2. Pack right. Split the load between yourself and a partner. David and I decided that I would carry Sequoia along with her clothes, my clothes, clean diapers, and some snack foods. David carried everything else, including the tent, food, sleeping bags, sleeping pads, trash, and dirty diapers.
3. Team up. Even though we were able to carry all our gear, hiking in a big group was helpful for entertaining Sequoia on breaks and giving us rest in camp.

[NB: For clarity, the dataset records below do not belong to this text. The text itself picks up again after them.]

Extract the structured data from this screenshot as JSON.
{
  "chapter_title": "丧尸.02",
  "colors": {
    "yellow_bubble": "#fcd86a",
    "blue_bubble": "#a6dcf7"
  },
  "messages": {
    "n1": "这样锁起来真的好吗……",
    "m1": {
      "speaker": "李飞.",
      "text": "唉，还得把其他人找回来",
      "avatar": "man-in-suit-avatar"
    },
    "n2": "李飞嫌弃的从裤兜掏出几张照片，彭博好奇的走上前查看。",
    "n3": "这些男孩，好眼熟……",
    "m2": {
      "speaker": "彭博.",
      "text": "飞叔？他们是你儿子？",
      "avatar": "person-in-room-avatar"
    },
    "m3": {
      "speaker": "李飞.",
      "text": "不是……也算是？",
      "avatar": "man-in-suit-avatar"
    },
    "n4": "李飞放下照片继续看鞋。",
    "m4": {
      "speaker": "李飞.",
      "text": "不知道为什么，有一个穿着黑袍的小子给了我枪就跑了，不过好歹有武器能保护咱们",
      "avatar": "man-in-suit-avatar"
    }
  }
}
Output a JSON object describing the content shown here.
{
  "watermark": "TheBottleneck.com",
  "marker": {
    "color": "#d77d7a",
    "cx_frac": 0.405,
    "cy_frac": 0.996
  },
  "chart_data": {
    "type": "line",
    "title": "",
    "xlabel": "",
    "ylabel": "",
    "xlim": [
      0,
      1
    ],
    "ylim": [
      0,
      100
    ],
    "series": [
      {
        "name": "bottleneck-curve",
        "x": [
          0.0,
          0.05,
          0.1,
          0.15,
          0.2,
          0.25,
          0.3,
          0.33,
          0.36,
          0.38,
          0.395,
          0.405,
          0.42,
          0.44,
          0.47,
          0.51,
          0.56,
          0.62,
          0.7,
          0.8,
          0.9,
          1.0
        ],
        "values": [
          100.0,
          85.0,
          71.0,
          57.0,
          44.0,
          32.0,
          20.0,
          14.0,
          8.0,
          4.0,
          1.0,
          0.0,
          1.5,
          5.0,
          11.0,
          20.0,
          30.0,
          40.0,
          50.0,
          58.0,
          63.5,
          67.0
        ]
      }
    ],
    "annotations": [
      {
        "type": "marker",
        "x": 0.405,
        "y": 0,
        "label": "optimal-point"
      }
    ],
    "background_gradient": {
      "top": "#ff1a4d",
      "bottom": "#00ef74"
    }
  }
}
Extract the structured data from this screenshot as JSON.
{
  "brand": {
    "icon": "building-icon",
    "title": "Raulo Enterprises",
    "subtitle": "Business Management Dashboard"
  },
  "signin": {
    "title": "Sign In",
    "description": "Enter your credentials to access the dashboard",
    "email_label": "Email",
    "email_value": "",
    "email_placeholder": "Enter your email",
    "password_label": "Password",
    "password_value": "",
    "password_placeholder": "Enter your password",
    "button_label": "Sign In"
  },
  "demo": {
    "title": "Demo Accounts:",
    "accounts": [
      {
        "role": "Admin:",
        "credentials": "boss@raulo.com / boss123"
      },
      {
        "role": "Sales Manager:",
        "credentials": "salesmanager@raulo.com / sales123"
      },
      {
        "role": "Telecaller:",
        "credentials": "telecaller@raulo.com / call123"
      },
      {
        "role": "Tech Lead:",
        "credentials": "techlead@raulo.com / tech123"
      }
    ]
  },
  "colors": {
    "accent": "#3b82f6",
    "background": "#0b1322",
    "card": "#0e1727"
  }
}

4. Build up to it. In a sense, we began preparing Sequoia for backpacking trips as soon as she was born. We exposed her to nature frequently so she could build her confidence and familiarize herself with different landscapes. We went hiking with her every day, even in the rain, which gave us confidence in our ability to take care of her needs in different situations. The short backpacking trips we did leading up to the JMT helped us decide which gear was important to take and how we would carry it.
5. Be flexible. Establishing a routine and understanding your child’s tendencies makes life on trail smoother. At the same time, hiking with a toddler is unpredictable—maintaining the ability to adapt to change will help keep everyone happy and inspired to continue.
Written by Marketa Daley for Backpacker and legally licensed through the Matcha publisher network. Please direct all licensing questions to email@example.com.